In his 1961 essay “Un nouveau réalisme en sculpture,” critic Pierre Restany recounted an afternoon spent in a scrap yard with his friend the sculptor César, scrutinizing the work of an hydraulic pump as it crushed cars, ovens, trucks, and bicycles into compact bales of folded metal. When the Viscountess of Noailles gave the sculptor her new Zil, a Soviet luxury car and the only one in Paris at the time, he used the same technology to compress it to a fourth of its original volume. César’s compressions spoke to the expressive beauty and heavy symbolism of debris in post-industrial society; a discourse that never really gave in to the sexy, reifying violence of the hydraulic pump.
In his exhibition “An alpha disguised as a beta,” Matias Faldbakken’s compressed sculptures at Giti Nourbakhsch might be the stylistic antithesis of César’s messy realism. Discharged of their function and content, empty newspaper racks are squashed together in three bales of nine, ten and two, bending at mid-level under the tight clench of industrial straps. The sculptures are black, silver and filiform, and seem to stumble across the ascetic gallery space like emaciated models dressed in Dior Homme: vulnerable, but cheerfully aware of their own desirability on the luxury market.

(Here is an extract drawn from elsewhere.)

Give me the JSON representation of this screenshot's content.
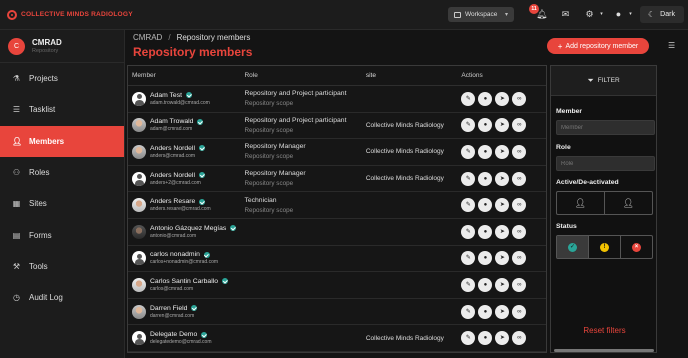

On the opposite wall, behind a partition, 10 photocopies are framed, each showing the same newspaper photograph of five seated men taped to a white background. Each varies minutely by cropping and the application of tape the same thrill with laconic seriality that haunts and Faldbakken’s output. On the gallery’s second floor, the room was filled with a stock of white plastic bags: the first few were framed, others overlayed and taped directly to the wall, while the rest left as a pile by the door. Each reads “THE ZZZZZ,” printed in black Helvetica. Scribbled acronyms, obliterated words, and black marker strokes deface most bags, sketching out a disarmingly unambiguous vernacular of nihilism: from language to chatter, chatter to babble, and babble to confusion.
Faldbakken’s delivery is deliberately crude, stylized such that the installation appears to have occurred according to depressive gravitational pull, in the same way that the news racks were carelesly dumped across the floor. The artist was once quoted describing a feeling of being “upset because there’s nothing to be upset about.” When negation folds on itself, it splits and blurs and ceases to operate dialectically, orwith clear motives. The compressed news racks could have resulted from the violence of over-zealous storage-space managers, or a disgruntled caretaker. Either way, the works belong to a system of administration and maintenance, one in which any perverted negative always a distorted positive affirmation.